    • There are two separate issues that people are talking about when they talk about “gentrification”.

      The first issue is the direct displacement of the poor. I am not aware of this currently happening in OTR, and I can’t really see it happening for the foreseeable future. There are too many vacant buildings that can be renovated into new living space before greedy landlords start kicking out their tenants and converting apartments into condos.

      The second aspect is the overall rising of property values. Over time, rent will go up and some people will be forced to move somewhere cheaper. Of course, anyone who currently owns a home in OTR will benefit from this, not suffer from it.

      What’s also interesting to me is that rising property values are only considered a problem in urban areas. When a suburban neighborhood does something to improve property values, it’s generally seen as good for the neighborhood. But when the same things happen in an urban area, people scream, “gentrification!”

    • matimal

      Exactly, Travis. This ISN’T a problem. Its the solution to Cincinnati’s financial problems. There are people on the political left, as well as the right, that find the prospect of an increasingly valuable urban center to be threatening to their interests and their view of the world. Their attitudes are the problem, not increasing property values in Cincinnati.

    • jasomm

      nice slide show

  • xclone25x

    Great development, but very lopsided for rentals; I’m sure there are driving market forces and reasons, but I wish there were more condos / ownership options in the works

    • Guest

      Need more of this

    • Wade Howell
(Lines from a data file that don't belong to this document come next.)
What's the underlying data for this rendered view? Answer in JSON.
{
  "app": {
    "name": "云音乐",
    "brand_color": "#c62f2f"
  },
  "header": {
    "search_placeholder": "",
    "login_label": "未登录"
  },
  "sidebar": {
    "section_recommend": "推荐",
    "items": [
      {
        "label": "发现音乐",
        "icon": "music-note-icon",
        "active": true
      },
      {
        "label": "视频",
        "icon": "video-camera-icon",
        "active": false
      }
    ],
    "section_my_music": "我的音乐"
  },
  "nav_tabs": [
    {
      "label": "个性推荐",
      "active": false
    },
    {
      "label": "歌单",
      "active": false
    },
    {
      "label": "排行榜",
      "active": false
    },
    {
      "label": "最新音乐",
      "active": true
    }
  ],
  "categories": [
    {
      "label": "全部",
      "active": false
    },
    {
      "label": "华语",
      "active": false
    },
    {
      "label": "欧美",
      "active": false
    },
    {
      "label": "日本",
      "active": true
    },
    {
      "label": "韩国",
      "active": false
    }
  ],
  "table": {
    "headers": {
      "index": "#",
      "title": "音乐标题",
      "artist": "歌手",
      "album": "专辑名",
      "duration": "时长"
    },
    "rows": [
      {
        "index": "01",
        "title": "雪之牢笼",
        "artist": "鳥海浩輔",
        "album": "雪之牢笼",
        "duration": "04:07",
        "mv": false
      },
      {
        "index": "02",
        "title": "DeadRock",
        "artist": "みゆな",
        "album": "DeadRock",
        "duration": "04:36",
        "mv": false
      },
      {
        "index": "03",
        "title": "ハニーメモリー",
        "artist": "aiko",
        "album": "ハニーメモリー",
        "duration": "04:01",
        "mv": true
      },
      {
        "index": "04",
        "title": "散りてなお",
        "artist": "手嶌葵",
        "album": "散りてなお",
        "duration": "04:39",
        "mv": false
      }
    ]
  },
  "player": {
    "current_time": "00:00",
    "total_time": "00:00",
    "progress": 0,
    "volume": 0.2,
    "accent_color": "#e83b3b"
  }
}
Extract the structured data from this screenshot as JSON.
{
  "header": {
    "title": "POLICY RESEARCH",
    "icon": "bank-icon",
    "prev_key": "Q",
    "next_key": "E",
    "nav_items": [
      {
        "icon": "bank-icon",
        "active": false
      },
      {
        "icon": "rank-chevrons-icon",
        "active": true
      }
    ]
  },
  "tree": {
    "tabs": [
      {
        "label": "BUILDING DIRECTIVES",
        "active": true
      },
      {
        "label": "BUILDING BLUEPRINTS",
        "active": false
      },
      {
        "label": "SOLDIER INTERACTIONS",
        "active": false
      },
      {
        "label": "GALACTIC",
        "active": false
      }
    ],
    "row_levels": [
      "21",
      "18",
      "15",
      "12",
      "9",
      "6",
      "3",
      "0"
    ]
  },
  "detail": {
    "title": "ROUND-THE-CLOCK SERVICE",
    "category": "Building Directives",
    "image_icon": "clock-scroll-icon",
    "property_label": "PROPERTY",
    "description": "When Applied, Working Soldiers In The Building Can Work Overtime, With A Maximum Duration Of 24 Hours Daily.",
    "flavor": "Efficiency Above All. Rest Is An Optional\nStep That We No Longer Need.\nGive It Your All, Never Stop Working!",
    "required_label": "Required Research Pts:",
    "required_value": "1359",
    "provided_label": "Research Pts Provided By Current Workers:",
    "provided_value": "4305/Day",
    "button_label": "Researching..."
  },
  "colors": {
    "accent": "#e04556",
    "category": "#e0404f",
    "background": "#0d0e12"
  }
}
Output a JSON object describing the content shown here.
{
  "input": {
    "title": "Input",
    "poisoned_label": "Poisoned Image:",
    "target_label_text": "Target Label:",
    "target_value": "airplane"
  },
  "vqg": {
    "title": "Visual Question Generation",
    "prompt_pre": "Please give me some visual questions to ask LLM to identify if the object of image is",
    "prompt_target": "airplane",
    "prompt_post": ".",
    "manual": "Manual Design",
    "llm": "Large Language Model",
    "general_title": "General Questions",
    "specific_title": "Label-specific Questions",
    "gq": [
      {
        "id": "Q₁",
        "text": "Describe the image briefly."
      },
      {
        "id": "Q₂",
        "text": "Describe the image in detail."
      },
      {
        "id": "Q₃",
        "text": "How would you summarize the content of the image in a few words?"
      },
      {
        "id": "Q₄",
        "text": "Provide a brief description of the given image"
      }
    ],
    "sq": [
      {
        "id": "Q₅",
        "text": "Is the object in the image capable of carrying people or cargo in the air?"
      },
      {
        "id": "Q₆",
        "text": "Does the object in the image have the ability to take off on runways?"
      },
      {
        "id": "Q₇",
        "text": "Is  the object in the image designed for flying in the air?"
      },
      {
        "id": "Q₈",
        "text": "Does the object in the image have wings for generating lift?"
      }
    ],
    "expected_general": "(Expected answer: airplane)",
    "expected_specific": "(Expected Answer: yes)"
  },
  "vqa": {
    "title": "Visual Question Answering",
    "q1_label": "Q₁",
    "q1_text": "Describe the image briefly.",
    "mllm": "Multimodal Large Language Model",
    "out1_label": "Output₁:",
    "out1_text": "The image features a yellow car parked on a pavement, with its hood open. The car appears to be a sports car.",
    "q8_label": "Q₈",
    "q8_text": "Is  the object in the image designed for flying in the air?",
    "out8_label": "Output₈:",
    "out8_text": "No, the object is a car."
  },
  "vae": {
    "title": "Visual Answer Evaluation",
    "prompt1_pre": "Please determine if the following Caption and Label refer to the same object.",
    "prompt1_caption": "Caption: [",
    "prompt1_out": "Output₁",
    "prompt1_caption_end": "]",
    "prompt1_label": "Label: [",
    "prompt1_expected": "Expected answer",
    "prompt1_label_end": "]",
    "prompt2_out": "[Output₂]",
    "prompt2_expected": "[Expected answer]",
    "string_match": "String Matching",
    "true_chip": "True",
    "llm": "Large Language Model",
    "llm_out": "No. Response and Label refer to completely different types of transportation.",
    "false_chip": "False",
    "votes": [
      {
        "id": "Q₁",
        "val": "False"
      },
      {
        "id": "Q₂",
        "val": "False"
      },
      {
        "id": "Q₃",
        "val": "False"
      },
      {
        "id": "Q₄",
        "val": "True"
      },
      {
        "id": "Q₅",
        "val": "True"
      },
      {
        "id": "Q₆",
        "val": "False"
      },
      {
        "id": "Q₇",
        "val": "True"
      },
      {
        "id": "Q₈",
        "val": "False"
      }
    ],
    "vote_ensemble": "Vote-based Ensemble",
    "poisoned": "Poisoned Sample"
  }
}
      I wish there were more rentals for industry workers, students and artists. Impossible rental pricing is a hot topic for us millennials downtown.

    • Eric Douglas

      Agree. “Housing for the millennial middle class as an OTR repopulation strategy”-

    • Matt Jacob

      Wow Eric. I missed that letter back in October, and just read it (thanks for the link). Really impressed and couldn’t agree more about needing to give the option of ownership to the new residents of OTR if we want the repopulation to be sustainable as Millenials age. I see some apartments changing over to condos eventually and areas like the Mulberry hillside/Prospect Hill eventually becoming fruitful ground for new families as well as into Mt. Auburn and Walnut Hills. Close enough to still be close to the action, but safely away enough to raise kids. If schools like Rothenberg and SPCA are good viable options in 5-10 years, you’ll see enough staying instead of moving to Hyde Park or Oakley.

  • It will be interesting to watch how many residents are added to the core as these projects come online. I would guess that 2,000 new residents is a realistic estimate if occupancy levels stay as high as they are now.

  • I want an apartment in the Schwartz building! (it was harder to spell with an S than I thought it would be)

  • CollegeHill_45224

    I’m excited. I love all of the new developments.